In any case, I am happy to report that C and I are doing just fine.  However, over the course of the last four days, I've learned a couple of things that I wanted to share for working parents who are entering this unfamiliar territory.

1. Take it easy. We (still) have baskets of clean laundry that need to be folded. Sorry, not a priority this week. (Besides, isn't that why they invented irons?) As long as everyone in the house is clean, well-fed, and well-rested, and we all get where we need to be in a quasi-timely fashion, I've made an executive decision: everything else can wait.

2. Make it easy. C and I loaded up on yummy frozen delights from Whole Foods only hours after my husband left the house. Chaos reigns in our house during the week...and that's on a good day. For better or worse, making dinners from scratch is not in the cards most nights, and certainly not this week. Waffles for dinner? You bet.

3. Make it fun. We've been waiting for months to introduce C to the Play-Doh Fun Factory, and on a whim, I decided to open it. I have no idea why we waited, because C loved it, and we got a good hour of fun in before lunchtime rolled around and it was time to pack up the purple "spaghetti" she'd made. I don't know many things that will entertain a two-year old for twenty minutes, never mind an hour...but believe me, I won't hesitate to let it happen again.
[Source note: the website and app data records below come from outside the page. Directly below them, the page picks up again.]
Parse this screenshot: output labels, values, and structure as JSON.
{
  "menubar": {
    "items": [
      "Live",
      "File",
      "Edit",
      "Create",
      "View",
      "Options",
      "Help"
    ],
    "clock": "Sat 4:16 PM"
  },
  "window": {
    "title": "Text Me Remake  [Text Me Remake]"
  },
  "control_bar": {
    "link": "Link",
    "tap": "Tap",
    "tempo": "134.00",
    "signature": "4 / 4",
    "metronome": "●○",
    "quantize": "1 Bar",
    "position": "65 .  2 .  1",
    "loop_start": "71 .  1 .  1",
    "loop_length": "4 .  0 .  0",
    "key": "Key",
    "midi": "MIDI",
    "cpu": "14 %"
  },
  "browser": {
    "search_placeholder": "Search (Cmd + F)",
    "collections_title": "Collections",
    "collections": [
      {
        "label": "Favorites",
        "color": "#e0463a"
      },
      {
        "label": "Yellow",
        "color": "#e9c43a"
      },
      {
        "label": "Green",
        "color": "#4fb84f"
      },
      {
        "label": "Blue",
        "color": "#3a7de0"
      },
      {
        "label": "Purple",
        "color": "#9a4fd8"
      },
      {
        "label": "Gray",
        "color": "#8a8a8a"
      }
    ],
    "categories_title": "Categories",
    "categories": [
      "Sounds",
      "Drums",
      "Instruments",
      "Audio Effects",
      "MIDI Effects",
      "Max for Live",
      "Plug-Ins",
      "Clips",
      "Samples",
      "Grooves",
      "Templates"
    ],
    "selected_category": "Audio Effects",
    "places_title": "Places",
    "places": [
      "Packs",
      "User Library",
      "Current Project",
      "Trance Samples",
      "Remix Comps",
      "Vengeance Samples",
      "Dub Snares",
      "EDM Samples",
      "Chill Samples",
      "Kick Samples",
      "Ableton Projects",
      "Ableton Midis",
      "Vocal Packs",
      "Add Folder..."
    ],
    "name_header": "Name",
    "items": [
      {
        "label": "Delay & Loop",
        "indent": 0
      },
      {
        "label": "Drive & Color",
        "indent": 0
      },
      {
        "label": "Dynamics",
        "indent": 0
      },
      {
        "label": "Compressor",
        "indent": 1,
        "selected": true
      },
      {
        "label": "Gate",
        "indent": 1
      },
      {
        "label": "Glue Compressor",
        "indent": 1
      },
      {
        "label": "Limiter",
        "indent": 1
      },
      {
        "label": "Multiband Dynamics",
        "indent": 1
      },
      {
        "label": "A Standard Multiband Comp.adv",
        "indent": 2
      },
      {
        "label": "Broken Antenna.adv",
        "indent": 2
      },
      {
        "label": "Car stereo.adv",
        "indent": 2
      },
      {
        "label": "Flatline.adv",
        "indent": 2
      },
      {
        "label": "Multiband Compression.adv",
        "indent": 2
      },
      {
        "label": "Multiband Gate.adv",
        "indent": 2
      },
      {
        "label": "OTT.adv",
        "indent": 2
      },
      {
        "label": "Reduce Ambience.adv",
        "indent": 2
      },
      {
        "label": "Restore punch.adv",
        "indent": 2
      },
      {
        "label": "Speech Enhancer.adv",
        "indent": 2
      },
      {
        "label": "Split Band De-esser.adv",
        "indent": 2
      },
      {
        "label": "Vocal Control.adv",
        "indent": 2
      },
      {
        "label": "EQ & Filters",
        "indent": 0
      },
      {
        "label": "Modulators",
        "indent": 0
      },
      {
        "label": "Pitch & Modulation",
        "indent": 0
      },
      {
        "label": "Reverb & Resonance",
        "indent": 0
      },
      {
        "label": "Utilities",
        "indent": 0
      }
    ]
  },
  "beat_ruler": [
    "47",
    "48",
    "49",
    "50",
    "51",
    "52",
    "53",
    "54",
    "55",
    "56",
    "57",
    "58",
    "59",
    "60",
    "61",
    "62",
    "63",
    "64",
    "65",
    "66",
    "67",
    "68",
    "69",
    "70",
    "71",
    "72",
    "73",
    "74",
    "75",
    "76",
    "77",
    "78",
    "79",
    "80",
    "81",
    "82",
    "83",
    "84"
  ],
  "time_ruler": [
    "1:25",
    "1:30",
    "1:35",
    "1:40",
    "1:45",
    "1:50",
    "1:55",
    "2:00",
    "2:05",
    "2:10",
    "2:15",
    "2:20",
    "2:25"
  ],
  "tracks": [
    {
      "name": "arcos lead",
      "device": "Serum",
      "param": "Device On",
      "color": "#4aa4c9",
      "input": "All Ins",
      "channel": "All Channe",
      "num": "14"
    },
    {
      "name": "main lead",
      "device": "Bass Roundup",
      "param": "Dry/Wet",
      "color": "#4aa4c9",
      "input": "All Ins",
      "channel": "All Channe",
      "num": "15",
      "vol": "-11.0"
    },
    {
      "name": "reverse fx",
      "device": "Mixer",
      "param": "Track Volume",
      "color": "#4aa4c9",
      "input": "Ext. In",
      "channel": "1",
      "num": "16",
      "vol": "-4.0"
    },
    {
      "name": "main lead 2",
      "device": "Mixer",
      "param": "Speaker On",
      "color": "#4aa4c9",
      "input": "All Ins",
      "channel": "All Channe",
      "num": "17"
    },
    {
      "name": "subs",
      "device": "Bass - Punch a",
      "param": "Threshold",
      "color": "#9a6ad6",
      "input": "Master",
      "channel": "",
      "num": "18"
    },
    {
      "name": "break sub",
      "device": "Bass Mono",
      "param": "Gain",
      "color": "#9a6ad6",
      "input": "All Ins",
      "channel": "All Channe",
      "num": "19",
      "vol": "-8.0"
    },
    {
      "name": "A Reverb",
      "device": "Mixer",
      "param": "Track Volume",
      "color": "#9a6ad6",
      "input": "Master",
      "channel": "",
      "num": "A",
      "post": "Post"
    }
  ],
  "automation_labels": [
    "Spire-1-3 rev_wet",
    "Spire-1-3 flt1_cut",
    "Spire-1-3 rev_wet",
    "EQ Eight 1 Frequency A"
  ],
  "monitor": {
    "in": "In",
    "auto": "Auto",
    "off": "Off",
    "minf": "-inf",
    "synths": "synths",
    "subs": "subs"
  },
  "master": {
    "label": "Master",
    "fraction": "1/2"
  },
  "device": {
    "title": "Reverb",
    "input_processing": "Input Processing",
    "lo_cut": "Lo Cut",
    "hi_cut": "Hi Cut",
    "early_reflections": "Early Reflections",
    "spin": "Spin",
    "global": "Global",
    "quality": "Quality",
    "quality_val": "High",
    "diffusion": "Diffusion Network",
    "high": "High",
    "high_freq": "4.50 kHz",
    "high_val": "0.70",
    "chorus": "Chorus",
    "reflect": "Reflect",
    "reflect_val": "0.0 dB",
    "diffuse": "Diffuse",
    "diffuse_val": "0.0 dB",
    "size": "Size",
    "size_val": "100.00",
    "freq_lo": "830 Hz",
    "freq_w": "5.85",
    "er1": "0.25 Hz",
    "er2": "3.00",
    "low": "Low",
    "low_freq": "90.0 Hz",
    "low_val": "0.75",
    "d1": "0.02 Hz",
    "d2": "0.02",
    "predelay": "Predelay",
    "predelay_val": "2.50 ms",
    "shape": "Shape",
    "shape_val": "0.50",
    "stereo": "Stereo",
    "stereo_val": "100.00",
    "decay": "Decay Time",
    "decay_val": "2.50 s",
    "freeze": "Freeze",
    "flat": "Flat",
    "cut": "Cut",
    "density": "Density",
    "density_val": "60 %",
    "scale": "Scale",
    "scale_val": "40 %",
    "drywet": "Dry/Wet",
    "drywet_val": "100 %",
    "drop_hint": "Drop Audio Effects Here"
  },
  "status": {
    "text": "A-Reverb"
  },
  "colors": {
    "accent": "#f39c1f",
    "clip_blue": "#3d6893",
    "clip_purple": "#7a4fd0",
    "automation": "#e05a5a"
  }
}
4. Burn the midnight oil. True confession: I am generally one of those people who likes to take my sweet time in the morning. I don't dislike mornings, but I hate rushing in the morning. However, this week I've learned that if we are to have any hope of getting out the door before nine o'clock, and I'm the only parent in the house, I need to do everything the night before: make lunches, iron clothes...even wash my hair. (The whole washing-and-drying hair fiasco just takes too darn long before the natives get restless. Hence, I've embraced the professional ponytail this week.) This whole routine means that I've fallen into bed, exhausted and with wet hair every night this week, but the mornings are SO much easier as a result.

5. Stay in touch. We've made a point to talk on the phone as a family every morning and every evening: C loves it, and has started to hug the phone when she knows that Daddy is calling. (The phone-hugging makes it a little hard to answer said phone, but it's very cute nonetheless.) And of course, my husband and I have made a point to check in with each other, too, with phone calls, emails and text messages. Those little check-ins have made this week fly by, actually: we got an invitation to a party, C used the potty at school (!), and he still needs to pick up his glasses from the eye doctor's.

My husband gets home late tonight, and while I can't wait to see him, I have to say that I'm pretty darn proud of myself for managing so well this week. Parenting milestones are very exciting things...especially when you're on the other side.